Every month a different member of our team tells us about some of their favorite titles or gives their recommendations for books that you may have missed, but certainly deserve your attention. Meet the people who make the books you love
and find out which are their favorites.
Tani Bayer is the Art Director at Koren. She has designed thousands of book covers, hundreds of catalogs and ads and oversees most of the graphics that come out of the Koren office. Originally from Teaneck, NJ, Tani made Aliya with her family in 1986. She graduated from Emuna College in graphic design and has been working as a designer for over 23 years (17 at Koren!). She lives in Modiin with her husband and four children and when not designing, in what little free time she has, Tani can be found studying Psychology.
Even she does not judge a book by it’s cover!
Available in Nusah Ashekenaz and Nusah Edot HaMizrah
As the designer, The Koren Children’s Siddur is very close to my heart but it goes beyond just another book in which I take pride. The Children’s Siddur has allowed me to help my children begin their tefilla journey. Through reflection, connection, and learning, using beautiful illustrations (by Rinat Gilboa) and pointed questions on every page there is an opportunity to connect to the tefilla in a deep and meaningful way. It also allowed me to open up a dialog with them and engage them in thought provoking ideas. It’s the perfect first Siddur!
I have to admit, that this Gemara card saved me when I was trying to help my seventh grader study for his first Gemara test. The Gemara card has over 700 terms translated from Aramaic to Hebrew (or English) and is color coded to help locate all its contents in seconds.

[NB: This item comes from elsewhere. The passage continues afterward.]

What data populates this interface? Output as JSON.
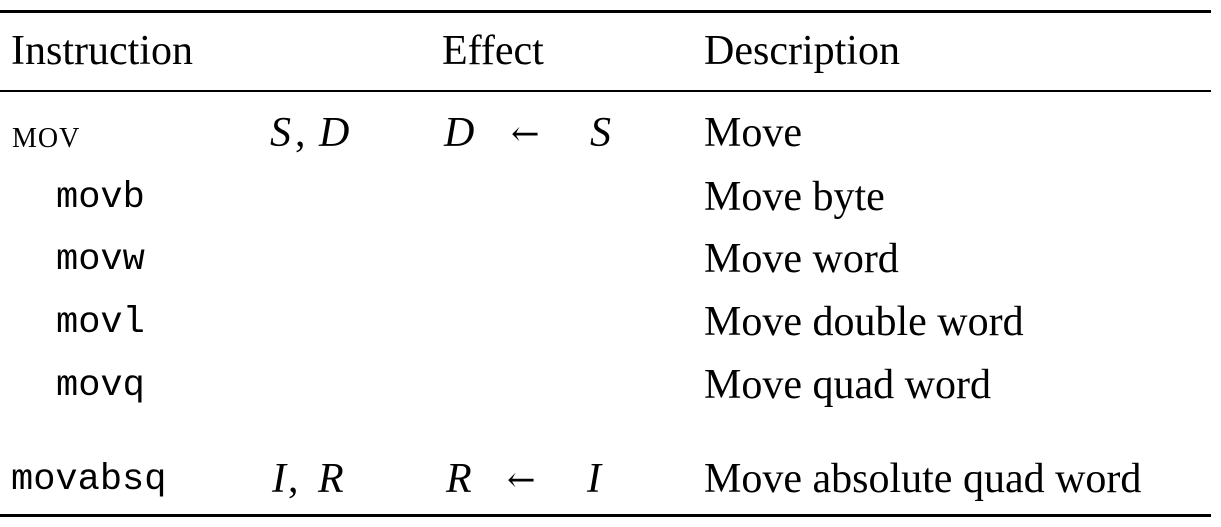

I was so excited about it that I bought 40 and gave them out at his Bar Mitzva last month, they were snatched up by kids and adults alike. It’s also customizable!
by Enya Keshet
Enya Keshet is an Israeli artist who has created a stunning collection of 28 tefillot for women. The beautifully and colorfully designed tefillot correspond to a woman’s complete life cycle, from the birth of a daughter, a bat mitzva, for a bride, during pregnancy, on parenting, and more. This book is both beautiful and meaningful and is a must have. One of my favorite tefillot is the one for raising children. Both the words and the illustration reflect a deep understanding of what every parent hopes to be for their children, while still accepting our personal fallibilities.
by Rabbi Natan Slifkin
My children pore over this book for hours. Rabbi Slifkin, affectionately known as the Zoo Rabbi, is famous for his expertise on the animal kingdom, both real and mythical, of the Tanakh and Talmud. In this book he stunning photographs as well as the fascinating detailed descriptions of the identities of each of the animals found in Tanakh make it a unique and very educational experience for all. It’s the kind of book you want out on your coffee table because it’s beautiful and engages everyone who looks at it.
As a modern orthodox Jew this book resonated with me, as it will any thinking person, as it weaves the past with the present. Torah and Western Thought is a collection of essays examining the lives of some of our greatest thinkers from the last century. Looking at figures such as Prof. Nechama Leibowitz, Rav Kook, The Rav and more, this book illustrates how each individual uniquely bridged the worlds of Torah and the West. Torah and Western Thought is not only fascinating and challenging but serves to inspire you to learn from their lives and gives you courage to bridge these worlds too.
by Rabbi Joseph B. Soloveitchik
My annual Elul reading always includes this classic which was republished in English last year. The Rav asks a fundamental question: ‘Can a person change?’ Is one’s personality static or dynamic? What is the relationship between reason and emotion, between sin and suffering, between guilt and growth, past and future, free will and causality and how is one to approach God – with love or fear? On Repentance is an important and sensitive book that includes the Rav’s deep insights into human nature.